The Fjord Coast really spans the length of the country, but with capital letters, it largely refers to the area from Bergen north up to Alesund, where the intricate waterways and villages spill out into the North Sea. If you're after some of the most beautiful scenery the planet has to offer and a more authentic look at the country and its people — and you're not averse to a good splash — the Fjord Coast is probably your cup of tea.
Here it's all about the outdoors. Hike up the Hornelen, the highest sea cliff in all of Europe. Go a little lighter than expert level on one of the North Sea trails. Island hop from Solund, Norway's westernmost isle (be sure to check out the Utvær Lighthouse), until you hit the interior. Rent a boathouse and do nothing but watch the water. Search for Viking-age rock carvings in Vingen and Ausevika.
To get around, consider traveling via express boat from Bergen (Norled is the company to look for) if you're not renting a car. Otherwise, the region has a pretty extensive bus system, in addition to the coastal steamer Hurtigruten operating daily. Try to plant yourself in Kalvåg or Værlandet to get around the islands — plus, this way, you'll likely have those sea views from your window.

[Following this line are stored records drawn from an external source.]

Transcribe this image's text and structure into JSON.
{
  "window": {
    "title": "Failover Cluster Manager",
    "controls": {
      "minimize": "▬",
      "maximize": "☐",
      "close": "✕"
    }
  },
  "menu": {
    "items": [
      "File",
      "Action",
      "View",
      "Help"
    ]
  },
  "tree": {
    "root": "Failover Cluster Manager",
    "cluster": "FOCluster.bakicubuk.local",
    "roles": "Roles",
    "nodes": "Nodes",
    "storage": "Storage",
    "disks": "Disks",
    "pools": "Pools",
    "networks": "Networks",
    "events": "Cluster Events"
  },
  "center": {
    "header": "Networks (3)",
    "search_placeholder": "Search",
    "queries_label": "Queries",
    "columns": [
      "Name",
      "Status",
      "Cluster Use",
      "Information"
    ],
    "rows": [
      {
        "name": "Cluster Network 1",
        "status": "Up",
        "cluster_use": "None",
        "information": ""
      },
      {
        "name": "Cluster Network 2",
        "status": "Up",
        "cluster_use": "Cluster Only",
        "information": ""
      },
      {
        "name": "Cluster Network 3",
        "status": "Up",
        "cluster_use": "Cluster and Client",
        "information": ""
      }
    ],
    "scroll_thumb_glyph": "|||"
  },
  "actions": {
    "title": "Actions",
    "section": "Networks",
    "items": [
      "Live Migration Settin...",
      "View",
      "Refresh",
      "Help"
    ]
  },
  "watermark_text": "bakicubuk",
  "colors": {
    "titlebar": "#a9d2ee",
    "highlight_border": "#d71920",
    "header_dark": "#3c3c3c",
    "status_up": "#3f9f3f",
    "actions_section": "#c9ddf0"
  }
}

9. Stavanger Region
Pulpit Rock and the Lysefjord? That's the Stavanger region. Hope you're not afraid of heights! Solastranden Beach is another outdoors hotspot, as is the Fjøløy Lighthouse and the gargantuan "Swords in Rock" on the Hafrsfjord. There's no doubt about it: The Stavanger region is beautiful.
But the city has tons of appeal, too. Stavanger (and the smaller, nearby Sandnes) were recently designated a European Capital of Culture — here you'll find massive food festivals, street art, state-of-the-art museums, and all kinds of restaurants, cafes, and boutiques. As you're wandering the fairly compact city, check out Old Stavanger — it's 170 white wooden houses, Europe’s best-preserved wooden house settlement. Here you'll get all the sophistication of Oslo and the history of Bergen, while being a bit more off the beaten track.

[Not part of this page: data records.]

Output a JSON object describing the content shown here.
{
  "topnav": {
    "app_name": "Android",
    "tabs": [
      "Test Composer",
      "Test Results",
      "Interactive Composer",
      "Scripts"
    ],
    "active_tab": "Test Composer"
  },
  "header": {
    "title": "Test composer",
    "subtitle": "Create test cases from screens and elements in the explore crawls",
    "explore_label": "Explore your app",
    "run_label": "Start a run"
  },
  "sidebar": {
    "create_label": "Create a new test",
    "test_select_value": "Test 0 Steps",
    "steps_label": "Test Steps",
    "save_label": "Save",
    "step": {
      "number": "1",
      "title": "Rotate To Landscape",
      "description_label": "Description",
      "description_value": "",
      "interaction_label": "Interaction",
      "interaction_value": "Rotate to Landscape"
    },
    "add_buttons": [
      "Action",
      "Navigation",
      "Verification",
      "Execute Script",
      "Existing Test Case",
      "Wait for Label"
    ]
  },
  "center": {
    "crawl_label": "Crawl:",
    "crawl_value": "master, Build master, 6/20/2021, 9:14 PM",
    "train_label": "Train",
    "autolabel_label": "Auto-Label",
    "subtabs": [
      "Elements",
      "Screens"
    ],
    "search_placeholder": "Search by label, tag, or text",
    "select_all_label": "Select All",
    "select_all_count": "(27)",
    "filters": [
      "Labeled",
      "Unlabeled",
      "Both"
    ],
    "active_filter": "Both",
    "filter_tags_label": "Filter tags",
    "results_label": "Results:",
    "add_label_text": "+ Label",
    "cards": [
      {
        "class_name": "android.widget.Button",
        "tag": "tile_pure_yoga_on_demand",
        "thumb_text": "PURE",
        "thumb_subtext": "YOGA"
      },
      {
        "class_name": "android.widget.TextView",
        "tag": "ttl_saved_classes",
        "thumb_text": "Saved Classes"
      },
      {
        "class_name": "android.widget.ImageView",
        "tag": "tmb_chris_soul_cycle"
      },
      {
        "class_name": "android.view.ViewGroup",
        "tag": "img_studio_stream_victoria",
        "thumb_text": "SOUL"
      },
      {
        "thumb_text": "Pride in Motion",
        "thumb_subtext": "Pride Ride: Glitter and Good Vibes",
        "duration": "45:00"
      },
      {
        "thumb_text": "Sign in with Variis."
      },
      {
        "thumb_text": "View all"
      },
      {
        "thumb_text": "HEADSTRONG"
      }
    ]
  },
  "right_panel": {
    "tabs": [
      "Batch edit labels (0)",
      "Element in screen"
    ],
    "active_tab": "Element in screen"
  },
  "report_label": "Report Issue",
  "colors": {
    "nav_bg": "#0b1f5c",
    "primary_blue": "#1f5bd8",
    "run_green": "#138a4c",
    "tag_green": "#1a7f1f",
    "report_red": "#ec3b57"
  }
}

10. "Top of Fjord Norway"
We covered Fjord Norway from Bergen to Alesund — now let's talk about what's a bit further north. And before you think, "Colder temperatures? Pass!" know that this area is actually sunnier than Bergen and the surrounding region. So not only do you have enjoyable days, but you get the added bonus of lighter crowds, shorter lines, and experiences that your friends back home surely haven't had (and those same epic fjord views).

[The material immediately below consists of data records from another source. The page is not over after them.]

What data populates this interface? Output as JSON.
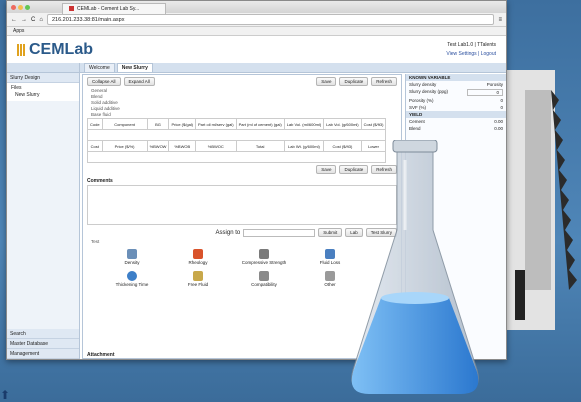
{
  "browser": {
    "tab_title": "CEMLab - Cement Lab Sy...",
    "url": "216.201.233.38:81/main.aspx",
    "bookmark": "Apps"
  },
  "app": {
    "logo_text": "CEMLab",
    "user_name": "Test Lab1.0 | TTalents",
    "user_links": "View Settings | Logout"
  },
  "sidebar": {
    "panel_title": "Slurry Design",
    "tree": [
      "Files",
      "New Slurry"
    ],
    "bottom_panels": [
      "Search",
      "Master Database",
      "Management"
    ]
  },
  "tabs": [
    "Welcome",
    "New Slurry"
  ],
  "toolbar": {
    "collapse_all": "Collapse All",
    "expand_all": "Expand All",
    "save": "Save",
    "duplicate": "Duplicate",
    "refresh": "Refresh"
  },
  "sections": [
    "General",
    "Blend",
    "Solid additive",
    "Liquid additive",
    "Base fluid"
  ],
  "table1": {
    "headers": [
      "Code",
      "Component",
      "BG",
      "Price ($/gal)",
      "Part oil ml/serv (gal)",
      "Part (ml of cement) (gal)",
      "Lab Vol. (ml/600ml)",
      "Lab Vol. (g/600ml)",
      "Cost ($/ft3)"
    ]
  },
  "table2": {
    "headers": [
      "Cost",
      "Price ($/%)",
      "%BWOW",
      "%BWOB",
      "%BWOC",
      "Total",
      "Lab Wt. (g/600ml)",
      "Cost ($/ft3)",
      "Lower"
    ]
  },
  "bottom_buttons": {
    "save": "Save",
    "duplicate": "Duplicate",
    "refresh": "Refresh"
  },
  "comments_label": "Comments",
  "assign": {
    "label": "Assign to",
    "submit": "Submit",
    "lab": "Lab",
    "test_slurry": "Test Slurry"
  },
  "test_section": "Test",
  "tests": [
    "Density",
    "Rheology",
    "Compressive Strength",
    "Fluid Loss",
    "Thickening Time",
    "Free Fluid",
    "Compatibility",
    "Other"
  ],
  "attachment_label": "Attachment",
  "right_panel": {
    "title": "KNOWN VARIABLE",
    "radio1": "Slurry density",
    "radio2": "Porosity",
    "rows": [
      {
        "label": "Slurry density (ppg)",
        "value": "0"
      },
      {
        "label": "Porosity (%)",
        "value": "0"
      },
      {
        "label": "SVF (%)",
        "value": "0"
      }
    ],
    "yield_label": "YIELD",
    "yield_rows": [
      {
        "label": "Cement",
        "value": "0.00"
      },
      {
        "label": "Blend",
        "value": "0.00"
      }
    ]
  },
  "colors": {
    "logo": "#2b5a8a",
    "background": "#4f86b8",
    "flask_liquid": "#3f8fe0"
  }
}
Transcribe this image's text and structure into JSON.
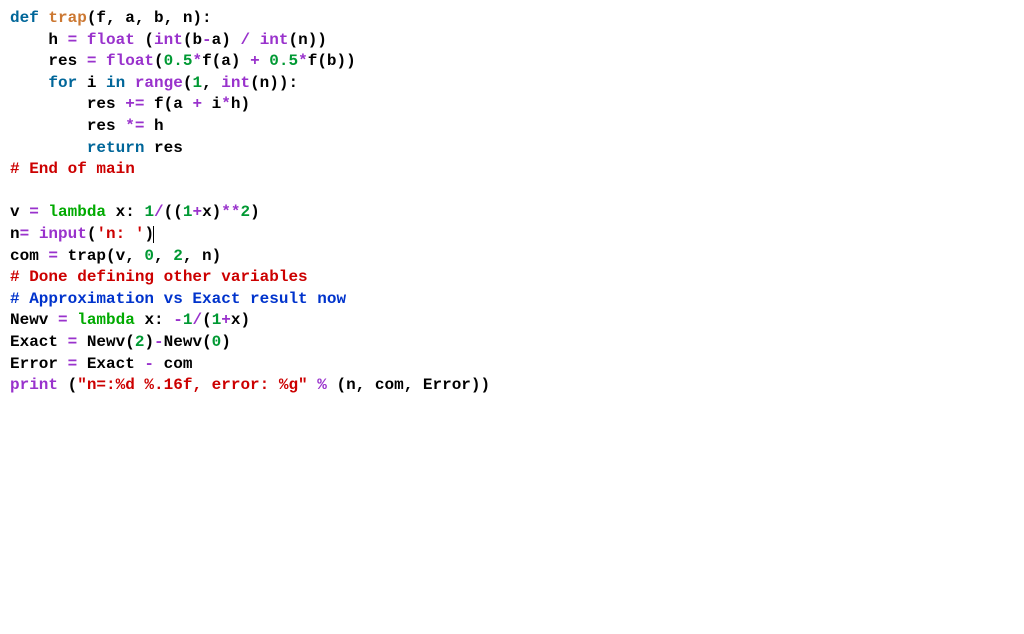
{
  "code": {
    "l1": {
      "def": "def ",
      "name": "trap",
      "sig": "(f, a, b, n):"
    },
    "l2": {
      "indent": "    ",
      "a": "h ",
      "eq": "= ",
      "fl": "float ",
      "p1": "(",
      "int1": "int",
      "p2": "(b",
      "minus": "-",
      "p3": "a) ",
      "slash": "/",
      "sp": " ",
      "int2": "int",
      "p4": "(n))"
    },
    "l3": {
      "indent": "    ",
      "a": "res ",
      "eq": "= ",
      "fl": "float",
      "p1": "(",
      "n1": "0.5",
      "m1": "*",
      "f1": "f(a) ",
      "plus": "+",
      "sp": " ",
      "n2": "0.5",
      "m2": "*",
      "f2": "f(b))"
    },
    "l4": {
      "indent": "    ",
      "for": "for ",
      "i": "i ",
      "in": "in ",
      "range": "range",
      "p1": "(",
      "n1": "1",
      "c": ", ",
      "int": "int",
      "p2": "(n)):"
    },
    "l5": {
      "indent": "        ",
      "a": "res ",
      "peq": "+= ",
      "f": "f(a ",
      "plus": "+",
      "sp": " i",
      "mul": "*",
      "h": "h)"
    },
    "l6": {
      "indent": "        ",
      "a": "res ",
      "meq": "*= ",
      "h": "h"
    },
    "l7": {
      "indent": "        ",
      "ret": "return ",
      "res": "res"
    },
    "l8": {
      "text": "# End of main"
    },
    "l9": {
      "text": ""
    },
    "l10": {
      "a": "v ",
      "eq": "= ",
      "lam": "lambda ",
      "x": "x: ",
      "n1": "1",
      "slash": "/",
      "p1": "((",
      "n2": "1",
      "plus": "+",
      "p2": "x)",
      "pow": "**",
      "n3": "2",
      "p3": ")"
    },
    "l11": {
      "a": "n",
      "eq": "= ",
      "inp": "input",
      "p1": "(",
      "s": "'n: '",
      "p2": ")"
    },
    "l12": {
      "a": "com ",
      "eq": "= ",
      "f": "trap(v, ",
      "n1": "0",
      "c": ", ",
      "n2": "2",
      "p": ", n)"
    },
    "l13": {
      "text": "# Done defining other variables"
    },
    "l14": {
      "text": "# Approximation vs Exact result now"
    },
    "l15": {
      "a": "Newv ",
      "eq": "= ",
      "lam": "lambda ",
      "x": "x: ",
      "neg": "-",
      "n1": "1",
      "slash": "/",
      "p1": "(",
      "n2": "1",
      "plus": "+",
      "p2": "x)"
    },
    "l16": {
      "a": "Exact ",
      "eq": "= ",
      "f": "Newv(",
      "n1": "2",
      "p1": ")",
      "minus": "-",
      "g": "Newv(",
      "n2": "0",
      "p2": ")"
    },
    "l17": {
      "a": "Error ",
      "eq": "= ",
      "b": "Exact ",
      "minus": "-",
      "c": " com"
    },
    "l18": {
      "pr": "print ",
      "p1": "(",
      "s": "\"n=:%d %.16f, error: %g\"",
      "sp": " ",
      "pct": "%",
      "t": " (n, com, Error))"
    }
  }
}
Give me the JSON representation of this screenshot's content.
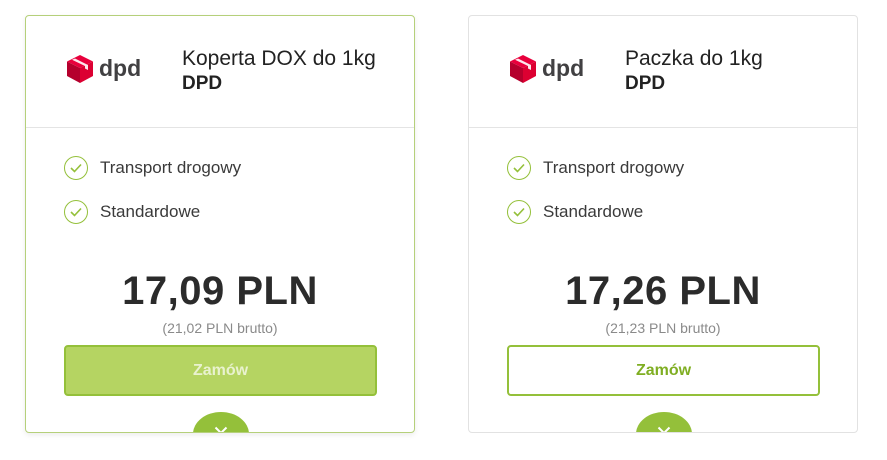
{
  "cards": [
    {
      "logo_text": "dpd",
      "title": "Koperta DOX do 1kg",
      "carrier": "DPD",
      "features": [
        "Transport drogowy",
        "Standardowe"
      ],
      "price": "17,09 PLN",
      "price_brutto": "(21,02 PLN brutto)",
      "order_label": "Zamów",
      "selected": true
    },
    {
      "logo_text": "dpd",
      "title": "Paczka do 1kg",
      "carrier": "DPD",
      "features": [
        "Transport drogowy",
        "Standardowe"
      ],
      "price": "17,26 PLN",
      "price_brutto": "(21,23 PLN brutto)",
      "order_label": "Zamów",
      "selected": false
    }
  ],
  "icons": {
    "logo": "dpd-cube-logo-icon",
    "feature": "check-circle-icon",
    "expand": "chevron-down-icon"
  },
  "colors": {
    "accent": "#94c03a",
    "accent_fill": "#b5d462",
    "logo_red": "#dc0032",
    "text": "#2b2b2b"
  }
}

In Trondheim (Norway's third-largest city, though still fewer than 200,000 people), be sure to visit the Nidarosdomen cathedral, not quite 1000 years old. Go kayaking on the Nidelva river or pick a museum to while away an afternoon before taking a ride on the world's northernmost tram, Gråkallbanen. Then take your pick of the city's many amazing restaurants — good food is around every corner here.
Trollheimen, on the other hand, is exactly what it sounds like: land of the trolls. There are spectacular mountains and plenty of hiking trails for a good complement to any city adventure. Rent a hut, tour the waterpark, or stay in one of the many mountain lodges. However, for even higher mountains (Norway's highest, actually), head to Jotunheimen. Trek up the tallest peak, Galdhøpiggen, walk along the narrow Besseggen ridge, and leave time get familiar with the waterfalls, lakes, glaciers, and valleys of the national park with the same name.
Dovre-Sunndalsfjella National Park is up here as well. Caribou, musk ox, eagles, and falcons will steal your gaze from time to time, as will the fjord views (which you somehow won't be used to by now). This alpine ecosystem is generally untouched, and there's plenty of cozy mountain lodges in the area to get away from it all and to feel like a true local.